Many communities in the greater Portland area and our region have unique and important historical and cultural ties to the Expo Center and the land it’s built upon. The Vanport Floods and WWII Internment at the Portland Assembly Center have had lasting impacts on the African American, Indigenous and Japanese American communities. Metro and the Portland Expo Center recognize the past events and injustices that took place on or near the Portland Expo Center. Expo works with Vanport Mosaic and the Nikkei Legacy Center to ensure these occurrences are never forgotten.
How will the project engage stakeholders?
With a guiding principle of transparency, stakeholder feedback will be compiled and shared with all who engage in the process.
Throughout the process, Metro and the project consultants will engage with key stakeholders with historic and cultural ties to the site, such as the African American, Indigenous and Japanese American communities, as well as Expo clients and business stakeholders in order to refine the project guiding principles. (Iterative guiding principles documents, below.)
Opportunities for input and further prioritization will continue during the development of up to 12 future scenarios. Stakeholder input will help refine the scenarios to a prioritized list of up to five potential options. This prioritized set of five future options will get further defined and evaluated for feasibility, and the broader public will be asked to weigh in on them at a future open house.
Key stakeholder input will help build the framework for how to evaluate different scenario options: complement, support or replace the current event center.
What we are hearing
Metro and consultant Cascadia Partners have convened an Expo Development Opportunity Study history and values workshop, a business and client workshops, and continues to engage with Tribes, jurisdictional partners, key stakeholders, and communities with a connection to the site. At workshops, stakeholders participated in group exercises that clustered collective ideas for guiding principles into common themes. As a group, participants moved the common themes into draft guiding principles. The summary document below illustrates a collation of what we have heard in our outreach to and engage with communities throughout the process.
- Honor, respect and preserve cultural and historical significance
- Require purposeful inclusion of disenfranchised, displaced and dispossessed
- Maximize community benefit and engagement for future generations
- Ongoing engagement and transparency
- Drive inclusive economic and cultural prosperity.
Note: We will expand and refine these principles after the urban Indigenous engagements, which were rescheduled to honor a community leader as well as impacts of the weather-related power and internet outages.
Core central vision
A core central vision for the Expo Center's potential futures emerged as well to include:
- Honor historical and cultural legacy
- Create wealth building opportunities for Black, Black American, Japanese, Japanese American, Tribes, Indigenous communities and other disenfranchised communities of color

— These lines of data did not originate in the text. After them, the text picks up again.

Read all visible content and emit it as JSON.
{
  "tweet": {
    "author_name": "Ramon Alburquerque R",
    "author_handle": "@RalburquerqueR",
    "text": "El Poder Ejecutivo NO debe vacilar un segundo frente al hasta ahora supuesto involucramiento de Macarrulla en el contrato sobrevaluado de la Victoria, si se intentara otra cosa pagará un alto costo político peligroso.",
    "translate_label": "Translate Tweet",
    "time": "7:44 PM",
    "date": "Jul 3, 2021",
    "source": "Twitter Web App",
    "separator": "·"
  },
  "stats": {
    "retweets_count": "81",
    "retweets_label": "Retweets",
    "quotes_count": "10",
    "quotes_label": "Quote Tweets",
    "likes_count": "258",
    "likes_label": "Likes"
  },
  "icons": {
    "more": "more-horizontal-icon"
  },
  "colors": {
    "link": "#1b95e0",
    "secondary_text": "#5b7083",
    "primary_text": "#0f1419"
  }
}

- Ensure financial sustainability
- Maximize economic prosperity.
Note: Ongoing refinement with community engagements
Key stakeholder input has built the framework for how to evaluate different development options: complement, support or replace the current event center.